• **EXERCISE DIRECTIONS**: From the records below, take each line where the string "screenshot" shows up and copy it.

[RECORD EXTRACTS]

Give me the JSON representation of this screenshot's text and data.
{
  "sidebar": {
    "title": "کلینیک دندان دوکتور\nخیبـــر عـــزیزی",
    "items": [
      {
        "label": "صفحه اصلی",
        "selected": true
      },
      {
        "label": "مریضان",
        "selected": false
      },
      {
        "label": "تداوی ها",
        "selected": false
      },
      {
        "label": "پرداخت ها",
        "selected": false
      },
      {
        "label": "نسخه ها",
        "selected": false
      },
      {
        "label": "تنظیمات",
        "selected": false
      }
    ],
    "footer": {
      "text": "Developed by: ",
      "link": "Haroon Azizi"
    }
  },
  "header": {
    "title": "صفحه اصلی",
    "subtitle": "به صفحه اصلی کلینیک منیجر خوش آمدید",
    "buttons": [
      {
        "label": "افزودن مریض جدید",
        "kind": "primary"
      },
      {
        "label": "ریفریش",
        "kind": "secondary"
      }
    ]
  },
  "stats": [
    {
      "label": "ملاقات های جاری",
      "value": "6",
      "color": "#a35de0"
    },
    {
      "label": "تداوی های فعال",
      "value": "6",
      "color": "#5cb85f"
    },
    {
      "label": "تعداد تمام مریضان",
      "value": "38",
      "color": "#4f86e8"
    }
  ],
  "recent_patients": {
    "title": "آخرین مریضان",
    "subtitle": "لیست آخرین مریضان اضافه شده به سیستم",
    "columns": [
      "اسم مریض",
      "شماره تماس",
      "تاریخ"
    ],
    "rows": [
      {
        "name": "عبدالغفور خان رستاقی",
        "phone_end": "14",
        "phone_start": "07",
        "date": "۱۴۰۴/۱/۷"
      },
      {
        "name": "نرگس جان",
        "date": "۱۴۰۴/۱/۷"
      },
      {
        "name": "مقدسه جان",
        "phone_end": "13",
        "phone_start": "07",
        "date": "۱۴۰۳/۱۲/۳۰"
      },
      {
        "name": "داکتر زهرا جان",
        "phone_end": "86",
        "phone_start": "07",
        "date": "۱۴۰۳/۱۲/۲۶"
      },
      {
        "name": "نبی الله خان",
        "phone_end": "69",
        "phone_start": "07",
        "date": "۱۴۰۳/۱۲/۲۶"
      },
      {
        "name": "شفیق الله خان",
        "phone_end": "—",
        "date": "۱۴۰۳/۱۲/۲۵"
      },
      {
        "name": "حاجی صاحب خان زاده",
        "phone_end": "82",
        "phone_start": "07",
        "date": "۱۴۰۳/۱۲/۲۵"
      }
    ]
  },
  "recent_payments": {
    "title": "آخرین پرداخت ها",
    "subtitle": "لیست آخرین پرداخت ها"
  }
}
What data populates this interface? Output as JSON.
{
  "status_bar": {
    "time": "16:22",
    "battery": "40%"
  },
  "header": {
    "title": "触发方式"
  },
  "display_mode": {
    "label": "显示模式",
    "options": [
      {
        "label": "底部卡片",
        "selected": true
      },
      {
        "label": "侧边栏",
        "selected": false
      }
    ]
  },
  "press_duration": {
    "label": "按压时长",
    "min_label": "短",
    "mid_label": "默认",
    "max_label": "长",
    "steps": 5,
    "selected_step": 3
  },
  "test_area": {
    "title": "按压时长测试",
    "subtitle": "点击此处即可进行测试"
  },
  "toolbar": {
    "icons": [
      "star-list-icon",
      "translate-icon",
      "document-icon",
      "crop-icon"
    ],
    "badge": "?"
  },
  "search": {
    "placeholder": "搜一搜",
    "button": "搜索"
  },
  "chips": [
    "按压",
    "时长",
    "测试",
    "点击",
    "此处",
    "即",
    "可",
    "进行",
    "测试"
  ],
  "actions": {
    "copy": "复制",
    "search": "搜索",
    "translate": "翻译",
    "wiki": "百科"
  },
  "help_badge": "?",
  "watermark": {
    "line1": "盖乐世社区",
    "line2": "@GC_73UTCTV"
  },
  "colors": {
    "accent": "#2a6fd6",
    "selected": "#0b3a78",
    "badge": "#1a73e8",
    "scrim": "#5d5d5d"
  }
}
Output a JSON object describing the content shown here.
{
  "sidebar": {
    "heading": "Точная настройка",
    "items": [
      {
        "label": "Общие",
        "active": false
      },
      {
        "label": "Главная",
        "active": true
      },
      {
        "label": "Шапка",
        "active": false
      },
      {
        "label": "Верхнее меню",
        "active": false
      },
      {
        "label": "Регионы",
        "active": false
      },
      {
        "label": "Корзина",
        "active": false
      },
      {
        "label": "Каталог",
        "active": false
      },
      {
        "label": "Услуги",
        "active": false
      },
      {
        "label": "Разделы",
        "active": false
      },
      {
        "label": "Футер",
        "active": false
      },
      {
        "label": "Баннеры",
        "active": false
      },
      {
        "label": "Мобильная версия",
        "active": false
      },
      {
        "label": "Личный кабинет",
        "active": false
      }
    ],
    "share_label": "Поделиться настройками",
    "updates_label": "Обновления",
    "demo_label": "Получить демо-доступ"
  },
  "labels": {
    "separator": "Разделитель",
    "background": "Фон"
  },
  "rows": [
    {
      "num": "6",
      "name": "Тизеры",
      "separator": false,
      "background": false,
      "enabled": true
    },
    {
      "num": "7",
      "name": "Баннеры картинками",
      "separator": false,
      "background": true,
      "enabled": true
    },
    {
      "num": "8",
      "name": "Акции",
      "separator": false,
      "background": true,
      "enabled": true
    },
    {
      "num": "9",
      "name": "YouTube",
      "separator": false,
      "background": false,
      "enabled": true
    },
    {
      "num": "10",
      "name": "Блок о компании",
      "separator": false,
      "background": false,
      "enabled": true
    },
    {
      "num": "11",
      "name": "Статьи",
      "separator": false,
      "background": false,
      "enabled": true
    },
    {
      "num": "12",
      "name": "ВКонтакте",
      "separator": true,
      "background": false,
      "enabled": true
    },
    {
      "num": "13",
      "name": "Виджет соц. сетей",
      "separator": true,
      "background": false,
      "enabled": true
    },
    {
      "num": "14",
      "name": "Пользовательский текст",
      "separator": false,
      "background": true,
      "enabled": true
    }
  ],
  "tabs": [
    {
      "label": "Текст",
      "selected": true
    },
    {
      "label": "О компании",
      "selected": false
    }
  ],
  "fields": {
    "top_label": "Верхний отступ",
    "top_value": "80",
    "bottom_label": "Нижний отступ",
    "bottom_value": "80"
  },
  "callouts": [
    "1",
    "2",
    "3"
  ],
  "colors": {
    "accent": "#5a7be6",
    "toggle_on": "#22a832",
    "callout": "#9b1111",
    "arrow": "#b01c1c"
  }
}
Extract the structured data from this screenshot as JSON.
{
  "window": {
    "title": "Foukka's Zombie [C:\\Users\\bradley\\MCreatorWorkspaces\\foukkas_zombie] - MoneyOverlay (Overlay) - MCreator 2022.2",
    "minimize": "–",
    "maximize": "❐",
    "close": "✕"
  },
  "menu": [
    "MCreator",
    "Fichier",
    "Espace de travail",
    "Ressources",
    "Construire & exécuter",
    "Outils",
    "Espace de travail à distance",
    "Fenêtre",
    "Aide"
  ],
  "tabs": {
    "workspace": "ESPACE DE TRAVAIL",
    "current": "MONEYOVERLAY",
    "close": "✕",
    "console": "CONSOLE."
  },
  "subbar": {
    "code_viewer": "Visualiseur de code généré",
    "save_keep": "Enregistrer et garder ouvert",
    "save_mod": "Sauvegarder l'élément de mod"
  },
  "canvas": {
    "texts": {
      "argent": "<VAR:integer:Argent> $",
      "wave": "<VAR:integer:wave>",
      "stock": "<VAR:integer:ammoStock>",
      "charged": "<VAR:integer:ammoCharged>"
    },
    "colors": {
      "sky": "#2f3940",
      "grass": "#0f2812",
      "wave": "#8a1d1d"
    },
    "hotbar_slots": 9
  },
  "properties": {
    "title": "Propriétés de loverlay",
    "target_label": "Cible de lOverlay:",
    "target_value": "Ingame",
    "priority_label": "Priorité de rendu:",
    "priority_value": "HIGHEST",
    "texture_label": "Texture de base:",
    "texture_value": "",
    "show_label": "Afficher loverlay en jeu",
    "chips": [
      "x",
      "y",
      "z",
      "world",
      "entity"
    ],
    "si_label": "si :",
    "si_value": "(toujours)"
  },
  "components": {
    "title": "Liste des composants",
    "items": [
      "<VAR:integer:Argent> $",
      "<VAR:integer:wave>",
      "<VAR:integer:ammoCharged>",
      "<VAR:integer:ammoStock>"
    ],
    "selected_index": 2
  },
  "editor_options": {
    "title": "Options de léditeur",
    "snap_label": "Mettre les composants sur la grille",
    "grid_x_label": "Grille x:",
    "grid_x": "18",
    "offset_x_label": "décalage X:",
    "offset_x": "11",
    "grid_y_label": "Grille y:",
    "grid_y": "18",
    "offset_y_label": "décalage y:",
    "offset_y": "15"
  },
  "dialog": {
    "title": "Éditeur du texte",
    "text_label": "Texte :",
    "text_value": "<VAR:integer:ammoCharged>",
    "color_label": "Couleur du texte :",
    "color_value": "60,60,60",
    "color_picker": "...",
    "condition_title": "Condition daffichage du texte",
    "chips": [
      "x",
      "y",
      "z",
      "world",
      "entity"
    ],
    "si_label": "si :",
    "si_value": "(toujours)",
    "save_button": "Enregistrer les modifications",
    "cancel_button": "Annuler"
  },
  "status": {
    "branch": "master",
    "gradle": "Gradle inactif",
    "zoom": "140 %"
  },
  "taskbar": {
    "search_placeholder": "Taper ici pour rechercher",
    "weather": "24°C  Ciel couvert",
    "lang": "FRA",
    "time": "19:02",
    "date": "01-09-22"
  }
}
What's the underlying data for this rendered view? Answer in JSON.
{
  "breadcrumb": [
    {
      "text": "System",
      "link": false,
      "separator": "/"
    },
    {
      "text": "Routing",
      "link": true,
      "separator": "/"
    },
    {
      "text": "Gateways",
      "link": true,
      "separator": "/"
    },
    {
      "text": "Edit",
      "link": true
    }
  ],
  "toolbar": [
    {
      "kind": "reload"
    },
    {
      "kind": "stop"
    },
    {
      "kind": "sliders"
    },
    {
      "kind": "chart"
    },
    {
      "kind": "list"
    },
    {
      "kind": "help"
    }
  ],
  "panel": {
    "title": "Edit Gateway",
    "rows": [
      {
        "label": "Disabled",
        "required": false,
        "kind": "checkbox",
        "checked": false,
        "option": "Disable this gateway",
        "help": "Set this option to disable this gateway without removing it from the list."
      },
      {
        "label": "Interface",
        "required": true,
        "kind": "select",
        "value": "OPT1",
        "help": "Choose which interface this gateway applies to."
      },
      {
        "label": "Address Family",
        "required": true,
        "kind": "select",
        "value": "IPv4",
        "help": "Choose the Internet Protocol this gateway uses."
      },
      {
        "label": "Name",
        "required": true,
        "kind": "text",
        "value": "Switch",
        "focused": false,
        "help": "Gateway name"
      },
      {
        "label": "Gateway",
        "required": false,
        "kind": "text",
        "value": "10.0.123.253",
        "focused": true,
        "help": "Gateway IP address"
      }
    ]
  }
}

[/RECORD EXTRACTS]

• **REPLY**:
Give me the JSON representation of this screenshot's text and data.
Extract the structured data from this screenshot as JSON.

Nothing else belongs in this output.